WHAT IS REQUIRED: Wherever a line in the records below contains "Acquisition", copy that line.

SUPPLIED INFORMATION:
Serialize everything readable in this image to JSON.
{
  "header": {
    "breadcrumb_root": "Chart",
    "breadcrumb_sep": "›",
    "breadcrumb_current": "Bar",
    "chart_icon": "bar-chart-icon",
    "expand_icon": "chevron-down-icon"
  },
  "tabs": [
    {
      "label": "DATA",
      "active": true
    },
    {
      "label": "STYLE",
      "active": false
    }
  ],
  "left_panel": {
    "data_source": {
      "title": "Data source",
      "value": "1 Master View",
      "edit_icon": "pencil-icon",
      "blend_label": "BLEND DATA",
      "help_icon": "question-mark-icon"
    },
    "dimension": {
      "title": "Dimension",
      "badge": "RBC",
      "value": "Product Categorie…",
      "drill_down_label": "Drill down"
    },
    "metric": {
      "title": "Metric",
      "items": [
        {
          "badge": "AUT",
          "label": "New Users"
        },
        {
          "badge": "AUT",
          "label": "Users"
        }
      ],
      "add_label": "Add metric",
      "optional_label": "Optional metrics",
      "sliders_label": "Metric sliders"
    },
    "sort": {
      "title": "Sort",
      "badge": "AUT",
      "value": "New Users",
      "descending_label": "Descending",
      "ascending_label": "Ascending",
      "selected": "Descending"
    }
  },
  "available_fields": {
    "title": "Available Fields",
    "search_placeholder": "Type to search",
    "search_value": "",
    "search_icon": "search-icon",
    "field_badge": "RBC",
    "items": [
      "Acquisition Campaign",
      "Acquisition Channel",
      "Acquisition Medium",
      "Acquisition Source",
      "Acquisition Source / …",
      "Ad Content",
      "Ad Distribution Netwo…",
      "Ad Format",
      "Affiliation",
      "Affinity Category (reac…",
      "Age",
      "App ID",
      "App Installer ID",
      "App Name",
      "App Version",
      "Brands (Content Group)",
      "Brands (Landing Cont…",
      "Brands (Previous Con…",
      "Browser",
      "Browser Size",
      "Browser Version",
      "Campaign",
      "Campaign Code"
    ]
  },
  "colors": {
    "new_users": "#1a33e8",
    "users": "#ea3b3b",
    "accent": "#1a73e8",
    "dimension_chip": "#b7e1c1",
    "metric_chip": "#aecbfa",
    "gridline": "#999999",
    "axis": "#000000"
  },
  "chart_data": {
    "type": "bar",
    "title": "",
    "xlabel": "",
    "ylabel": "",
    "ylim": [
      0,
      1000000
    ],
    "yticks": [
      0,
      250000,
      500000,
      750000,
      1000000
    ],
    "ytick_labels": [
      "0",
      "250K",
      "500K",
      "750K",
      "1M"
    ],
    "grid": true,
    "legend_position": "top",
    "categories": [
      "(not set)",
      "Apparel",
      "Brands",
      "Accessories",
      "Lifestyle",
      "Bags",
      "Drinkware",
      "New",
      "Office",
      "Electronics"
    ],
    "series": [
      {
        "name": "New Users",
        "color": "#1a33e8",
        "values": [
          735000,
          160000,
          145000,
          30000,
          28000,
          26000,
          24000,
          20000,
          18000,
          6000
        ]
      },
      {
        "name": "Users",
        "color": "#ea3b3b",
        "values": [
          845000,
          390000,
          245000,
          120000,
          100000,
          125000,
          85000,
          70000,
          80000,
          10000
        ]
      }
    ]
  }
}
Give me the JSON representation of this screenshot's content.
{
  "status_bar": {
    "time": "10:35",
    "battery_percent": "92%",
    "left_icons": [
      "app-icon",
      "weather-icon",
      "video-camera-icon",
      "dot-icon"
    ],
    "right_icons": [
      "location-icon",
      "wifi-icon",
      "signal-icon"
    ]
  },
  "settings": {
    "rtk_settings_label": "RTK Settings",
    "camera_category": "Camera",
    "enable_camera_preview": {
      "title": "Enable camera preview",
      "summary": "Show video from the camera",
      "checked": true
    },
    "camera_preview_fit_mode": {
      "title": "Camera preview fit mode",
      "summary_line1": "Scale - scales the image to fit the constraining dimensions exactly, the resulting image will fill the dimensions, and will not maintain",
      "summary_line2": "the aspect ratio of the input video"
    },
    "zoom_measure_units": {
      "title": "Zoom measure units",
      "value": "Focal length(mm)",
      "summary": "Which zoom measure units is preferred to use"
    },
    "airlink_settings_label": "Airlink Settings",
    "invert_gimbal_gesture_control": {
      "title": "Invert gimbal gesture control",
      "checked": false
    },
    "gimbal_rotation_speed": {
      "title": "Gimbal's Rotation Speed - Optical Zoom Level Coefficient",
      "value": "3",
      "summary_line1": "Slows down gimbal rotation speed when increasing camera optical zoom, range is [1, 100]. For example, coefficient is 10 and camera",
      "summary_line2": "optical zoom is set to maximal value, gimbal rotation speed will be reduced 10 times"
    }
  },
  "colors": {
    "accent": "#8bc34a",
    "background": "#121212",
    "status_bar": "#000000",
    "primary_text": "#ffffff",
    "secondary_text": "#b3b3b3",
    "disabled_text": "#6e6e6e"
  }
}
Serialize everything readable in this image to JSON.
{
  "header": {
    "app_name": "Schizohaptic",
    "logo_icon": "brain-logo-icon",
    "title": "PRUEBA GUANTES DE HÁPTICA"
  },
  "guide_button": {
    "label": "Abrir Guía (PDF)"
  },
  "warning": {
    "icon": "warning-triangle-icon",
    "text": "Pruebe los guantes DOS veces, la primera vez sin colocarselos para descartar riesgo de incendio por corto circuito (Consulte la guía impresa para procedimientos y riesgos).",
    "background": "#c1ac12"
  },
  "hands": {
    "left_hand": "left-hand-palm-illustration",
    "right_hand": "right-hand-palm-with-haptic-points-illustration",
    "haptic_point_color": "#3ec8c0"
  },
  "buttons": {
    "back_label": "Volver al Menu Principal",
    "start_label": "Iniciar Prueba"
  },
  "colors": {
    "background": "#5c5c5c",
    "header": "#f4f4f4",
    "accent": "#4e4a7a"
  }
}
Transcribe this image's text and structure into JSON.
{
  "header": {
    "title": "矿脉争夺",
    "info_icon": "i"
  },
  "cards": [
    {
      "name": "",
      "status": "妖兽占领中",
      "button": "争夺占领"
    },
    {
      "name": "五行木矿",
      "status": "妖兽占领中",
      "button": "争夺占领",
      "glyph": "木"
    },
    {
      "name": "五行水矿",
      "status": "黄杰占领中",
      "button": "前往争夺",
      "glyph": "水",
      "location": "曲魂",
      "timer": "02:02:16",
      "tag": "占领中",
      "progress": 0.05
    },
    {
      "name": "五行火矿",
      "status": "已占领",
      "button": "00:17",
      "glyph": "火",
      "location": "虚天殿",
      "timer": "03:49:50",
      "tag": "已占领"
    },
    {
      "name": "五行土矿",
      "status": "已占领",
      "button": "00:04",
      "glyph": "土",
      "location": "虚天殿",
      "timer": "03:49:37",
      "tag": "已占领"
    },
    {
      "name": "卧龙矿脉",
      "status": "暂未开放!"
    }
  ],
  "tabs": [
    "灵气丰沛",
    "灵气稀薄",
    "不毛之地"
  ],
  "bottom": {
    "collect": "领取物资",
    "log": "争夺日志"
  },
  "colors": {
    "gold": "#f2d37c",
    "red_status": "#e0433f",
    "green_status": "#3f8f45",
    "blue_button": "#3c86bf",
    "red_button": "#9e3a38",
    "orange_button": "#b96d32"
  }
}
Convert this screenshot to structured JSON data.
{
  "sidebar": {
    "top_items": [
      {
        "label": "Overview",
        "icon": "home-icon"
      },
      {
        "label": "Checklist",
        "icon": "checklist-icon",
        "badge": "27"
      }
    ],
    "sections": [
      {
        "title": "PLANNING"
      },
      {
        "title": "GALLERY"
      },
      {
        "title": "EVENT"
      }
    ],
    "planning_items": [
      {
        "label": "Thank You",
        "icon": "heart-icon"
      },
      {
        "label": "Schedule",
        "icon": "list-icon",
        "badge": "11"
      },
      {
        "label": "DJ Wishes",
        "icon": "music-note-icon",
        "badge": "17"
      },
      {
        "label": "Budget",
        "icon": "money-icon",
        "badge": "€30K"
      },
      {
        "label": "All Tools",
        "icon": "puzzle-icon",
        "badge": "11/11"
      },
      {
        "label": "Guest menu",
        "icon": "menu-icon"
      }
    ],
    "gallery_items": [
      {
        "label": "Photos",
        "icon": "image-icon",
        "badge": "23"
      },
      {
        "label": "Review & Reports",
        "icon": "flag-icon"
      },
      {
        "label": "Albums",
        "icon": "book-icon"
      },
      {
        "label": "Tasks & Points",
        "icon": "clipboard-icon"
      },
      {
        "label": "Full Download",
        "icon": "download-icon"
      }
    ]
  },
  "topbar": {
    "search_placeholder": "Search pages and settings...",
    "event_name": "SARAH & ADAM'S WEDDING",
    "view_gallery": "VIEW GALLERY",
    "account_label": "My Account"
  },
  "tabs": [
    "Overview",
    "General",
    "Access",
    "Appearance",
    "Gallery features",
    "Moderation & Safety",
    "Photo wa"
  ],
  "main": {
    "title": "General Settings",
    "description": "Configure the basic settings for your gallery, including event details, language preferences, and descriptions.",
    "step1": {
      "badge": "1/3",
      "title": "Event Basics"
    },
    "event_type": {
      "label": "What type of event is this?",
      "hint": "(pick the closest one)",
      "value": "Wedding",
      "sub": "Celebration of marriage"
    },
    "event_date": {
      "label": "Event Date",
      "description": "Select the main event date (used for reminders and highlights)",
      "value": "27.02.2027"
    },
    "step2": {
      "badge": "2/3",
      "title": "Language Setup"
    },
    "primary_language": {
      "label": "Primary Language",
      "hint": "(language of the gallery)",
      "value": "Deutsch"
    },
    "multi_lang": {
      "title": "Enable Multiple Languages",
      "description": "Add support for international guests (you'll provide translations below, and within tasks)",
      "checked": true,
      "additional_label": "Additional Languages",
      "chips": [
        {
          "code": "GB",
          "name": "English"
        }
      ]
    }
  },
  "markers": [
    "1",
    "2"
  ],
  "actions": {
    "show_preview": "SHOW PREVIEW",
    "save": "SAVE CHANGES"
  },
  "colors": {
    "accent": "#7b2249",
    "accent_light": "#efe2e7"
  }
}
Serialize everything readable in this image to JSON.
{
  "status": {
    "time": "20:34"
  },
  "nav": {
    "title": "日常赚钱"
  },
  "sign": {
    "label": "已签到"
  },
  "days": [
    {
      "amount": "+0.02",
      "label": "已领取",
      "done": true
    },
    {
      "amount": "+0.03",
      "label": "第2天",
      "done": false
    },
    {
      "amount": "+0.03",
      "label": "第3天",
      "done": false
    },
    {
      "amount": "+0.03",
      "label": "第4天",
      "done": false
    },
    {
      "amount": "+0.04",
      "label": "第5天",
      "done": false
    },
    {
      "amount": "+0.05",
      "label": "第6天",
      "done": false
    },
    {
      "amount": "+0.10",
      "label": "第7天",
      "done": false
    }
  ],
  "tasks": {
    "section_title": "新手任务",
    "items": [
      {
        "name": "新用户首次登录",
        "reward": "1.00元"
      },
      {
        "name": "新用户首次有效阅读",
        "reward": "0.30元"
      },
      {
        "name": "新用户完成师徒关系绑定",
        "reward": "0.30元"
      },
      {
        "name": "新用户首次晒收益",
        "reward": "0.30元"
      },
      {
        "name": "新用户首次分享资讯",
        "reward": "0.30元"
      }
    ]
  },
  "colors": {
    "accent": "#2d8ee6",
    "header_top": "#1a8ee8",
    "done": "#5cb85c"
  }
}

RESULT:
      "Acquisition Campaign",
      "Acquisition Channel",
      "Acquisition Medium",
      "Acquisition Source",
      "Acquisition Source / …",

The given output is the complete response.